::: Input :::

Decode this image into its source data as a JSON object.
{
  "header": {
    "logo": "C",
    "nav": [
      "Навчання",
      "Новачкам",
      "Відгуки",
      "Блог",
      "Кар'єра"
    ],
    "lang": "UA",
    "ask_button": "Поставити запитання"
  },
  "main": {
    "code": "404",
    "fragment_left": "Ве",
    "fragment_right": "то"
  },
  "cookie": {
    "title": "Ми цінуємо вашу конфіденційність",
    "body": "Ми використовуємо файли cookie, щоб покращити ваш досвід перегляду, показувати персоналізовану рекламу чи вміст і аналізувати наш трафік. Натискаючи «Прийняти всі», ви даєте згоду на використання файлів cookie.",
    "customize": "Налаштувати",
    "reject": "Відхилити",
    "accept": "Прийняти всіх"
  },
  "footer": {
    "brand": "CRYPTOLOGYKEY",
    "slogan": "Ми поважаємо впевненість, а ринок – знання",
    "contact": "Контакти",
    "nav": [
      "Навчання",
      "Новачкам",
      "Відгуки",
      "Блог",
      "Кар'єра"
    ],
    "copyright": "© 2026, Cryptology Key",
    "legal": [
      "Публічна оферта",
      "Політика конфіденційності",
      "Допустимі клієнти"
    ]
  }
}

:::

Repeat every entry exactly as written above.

Decode this image into its source data as a JSON object.
{
  "header": {
    "logo": "C",
    "nav": [
      "Навчання",
      "Новачкам",
      "Відгуки",
      "Блог",
      "Кар'єра"
    ],
    "lang": "UA",
    "ask_button": "Поставити запитання"
  },
  "main": {
    "code": "404",
    "fragment_left": "Ве",
    "fragment_right": "то"
  },
  "cookie": {
    "title": "Ми цінуємо вашу конфіденційність",
    "body": "Ми використовуємо файли cookie, щоб покращити ваш досвід перегляду, показувати персоналізовану рекламу чи вміст і аналізувати наш трафік. Натискаючи «Прийняти всі», ви даєте згоду на використання файлів cookie.",
    "customize": "Налаштувати",
    "reject": "Відхилити",
    "accept": "Прийняти всіх"
  },
  "footer": {
    "brand": "CRYPTOLOGYKEY",
    "slogan": "Ми поважаємо впевненість, а ринок – знання",
    "contact": "Контакти",
    "nav": [
      "Навчання",
      "Новачкам",
      "Відгуки",
      "Блог",
      "Кар'єра"
    ],
    "copyright": "© 2026, Cryptology Key",
    "legal": [
      "Публічна оферта",
      "Політика конфіденційності",
      "Допустимі клієнти"
    ]
  }
}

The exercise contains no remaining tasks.